    for the next bit I wait until the clock signal goes again from high to low and repeat the proccess.

    Maybe you can explain because I am alittle bit confused and maybe I am missing some stuff.
     
  17. rjenkins

    AAC Fanatic!

    Nov 6, 2005
    1,015
    69
    We've already agreed that you can remove the transistors as you don't need to write to the keyboard. C & D are then not used.

    The clock and data lines go straight to input pins on the mcu. They have shown buffers in the circuit but you can just directly connect them. (A & B).

    You need pullups to define the High level as the keyboard clock and data are driven by open collector transistors in the keyboard controller. They only switch to ground or open.

    The sequence should work like you say.
     
  18. Mathematics!

    Thread Starter Senior Member

    Jul 21, 2008
    1,022
    4
    I guess I didn't get what open collector meant
    Sorry , if I am being stupid.
    So the only reason why we need the 5 volts and pullup resistor is because the keyboard is not generating the voltage internally it is relying on the external 5volts to supply the highs and low's.... gotcha thought the keyboard itself was supplying it internally with the VCC pin on the ps2 connector... but it is not it is this open collector thing.

    Which makes me wonder what the 5volt VCC pin on the ps2 is doing for the keyboard?

    I am directly connecting the pins clock and data to the ps2 keyboards clock and data pins.
    If I do decide later to build the circuit with all the components NPN transistors , C/D pins...etc Then what do I keep C and D pins at?
    Do I just level them both always low if I want to read keyboard data Anyway did you say I should use a 4.7kohm resistors for both pullup resistors?


    Do I just keep pins C and D low on the MCU if I want to just read keys from the keyboard?
    Because I don't mind rigging it up like the diagram I am just unsure with these 4pins on the MCU how I am suppose to read the data?
    Do I just keep pins C and D always low?

    So the general algorithm
    is watch pin B for when the clock signal goes from high to low
    then read voltage level from MCU data pin ( 1 = 5volt , 0 = 0volts )
    repeat the process for the next bit.

    What I don't get is how do I know when the keyboard is not being used at all (like no keys are being pressed). Because I don't want to keep reading useless info.
    Maybe it's when both pins are always high or if the clock pin stay's always high the keyboard is not sending anything (i.e no keys pressed.)

    I think if you can answer all these questions I am ready to build it and code it.
     
  19. rjenkins

    AAC Fanatic!

    Nov 6, 2005
    1,015
    69
    The 5V runs the processor in the keyboard that scans the keys and produces the serial data stream.

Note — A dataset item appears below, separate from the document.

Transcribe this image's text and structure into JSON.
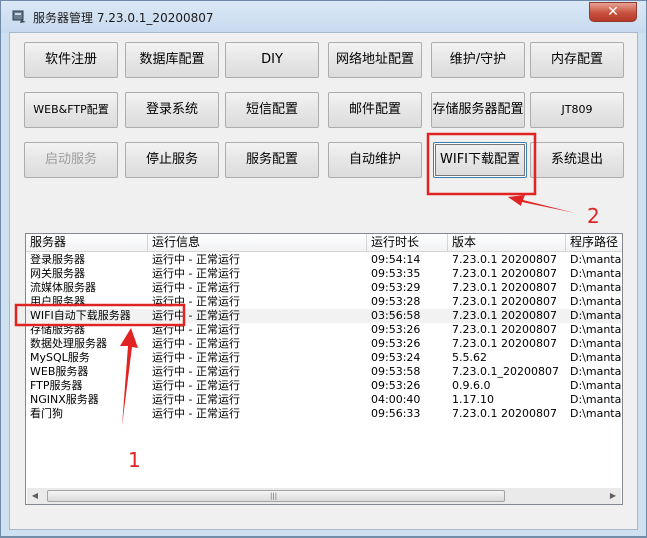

    The C & D pins would normally be low, so the transistors are off and not affecting the data sent from the keyboard.
    Don't forget to add resistors in line with the base connections if you use the transistors.

    As I understand it, the keyboard only sends a burst of data when a key is pressed or released.
     
  20. Mathematics!

    Thread Starter Senior Member

    Jul 21, 2008
    1,022
    4
    That only abilies if I use the C and D pins (I.e put +-5volts out those pins)
    What resistor values on the base of these transistors do you recommend?


    And I am going to start building/coding it up.
    I am going to use
    NPN general purpose transistors
    4.7kohm resistors for the 2 pullup resistors
    2 transistors base resistors ?????ohms

    Thanks for all your help I finally got it
    Sorry if I was being a little repetitive
     
Loading...